As for the characters, this film hits every cliche firmly on the head, I have to give it points for not missing a single one. The kid being broken out of jail is the archetypal immature violent misfit, a hallmark of westerns since the genre began. The sheriff guy dies a predictably noble and violent end, though the gang very kindly helped him into a coffin before shooting him to death. How sweet of them!
Did I mention the old man's accent is hilarious? Oh well, it bears another mention, I had to rewind a few times to hear his lines again. By the way, I could swear one of those indians at the final shootout has facepaint that resembled a clown. Comedy gold!
If a film can deliver at least half of what's promised, I can meet it halfway, I can forgive quite a bit. With DEAN TEASTER'S GHOST TOWN, you'll only end up asking forgiveness from whomever you asked to watch it with you. Unless you're like me, in which case my friends and I got more (unintentional) laughs out of this film than most Hollywood comedies. So that's something, I guess.

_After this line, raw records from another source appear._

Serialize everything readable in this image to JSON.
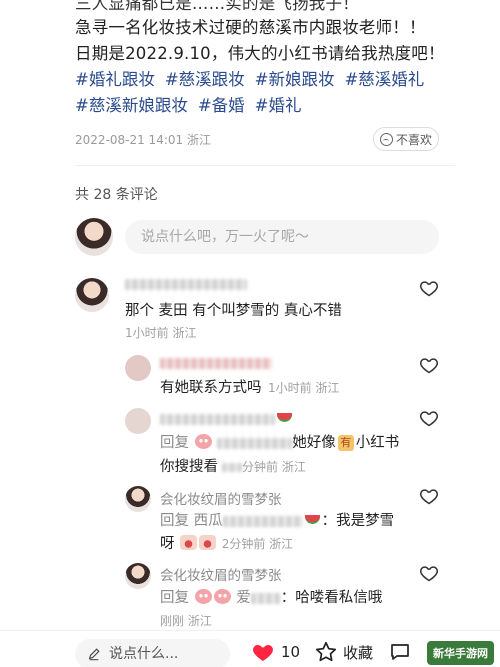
{
  "post": {
    "cut_line": "三人显痛都已是……实的是飞扬我子！",
    "line1": "急寻一名化妆技术过硬的慈溪市内跟妆老师！！",
    "line2": "日期是2022.9.10，伟大的小红书请给我热度吧！",
    "tags_row1": [
      "#婚礼跟妆",
      "#慈溪跟妆",
      "#新娘跟妆",
      "#慈溪婚礼"
    ],
    "tags_row2": [
      "#慈溪新娘跟妆",
      "#备婚",
      "#婚礼"
    ],
    "date": "2022-08-21 14:01",
    "location": "浙江",
    "dislike_label": "不喜欢"
  },
  "comments_header": "共 28 条评论",
  "reply_placeholder": "说点什么吧，万一火了呢～",
  "comments": [
    {
      "text": "那个 麦田 有个叫梦雪的 真心不错",
      "time": "1小时前 浙江"
    },
    {
      "text": "有她联系方式吗",
      "time": "1小时前 浙江"
    },
    {
      "reply_prefix": "回复",
      "text_tail": "她好像",
      "badge": "有",
      "text_end": "小红书",
      "line2": "你搜搜看",
      "time_tail": "分钟前 浙江"
    },
    {
      "name": "会化妆纹眉的雪梦张",
      "reply_prefix": "回复",
      "reply_name": "西瓜",
      "text": "：我是梦雪",
      "line2": "呀",
      "time": "2分钟前 浙江"
    },
    {
      "name": "会化妆纹眉的雪梦张",
      "reply_prefix": "回复",
      "reply_name": "爱",
      "text": "：哈喽看私信哦",
      "time": "刚刚 浙江"
    }
  ],
  "bottom": {
    "input_placeholder": "说点什么...",
    "like_count": "10",
    "collect_label": "收藏",
    "watermark": "新华手游网"
  },
  "colors": {
    "tag": "#2a4b8d",
    "like": "#ff2442"
  }
}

The bottom line is that the best reason to watch this film is to remind yourself just how great a well-crafted western such as UNFORGIVEN can be (which this film desperately wishes it could be)."
G. Coverstone | Edinburg, Virginia United States | 11/21/2009
(5 out of 5 stars)
"Loved this movie! My family and I have been to ghost town many times, and it was really neat and exciting to see the stores and shops that we visited in person while we were there.If you have ever been to ghost town, you will want to own this movie."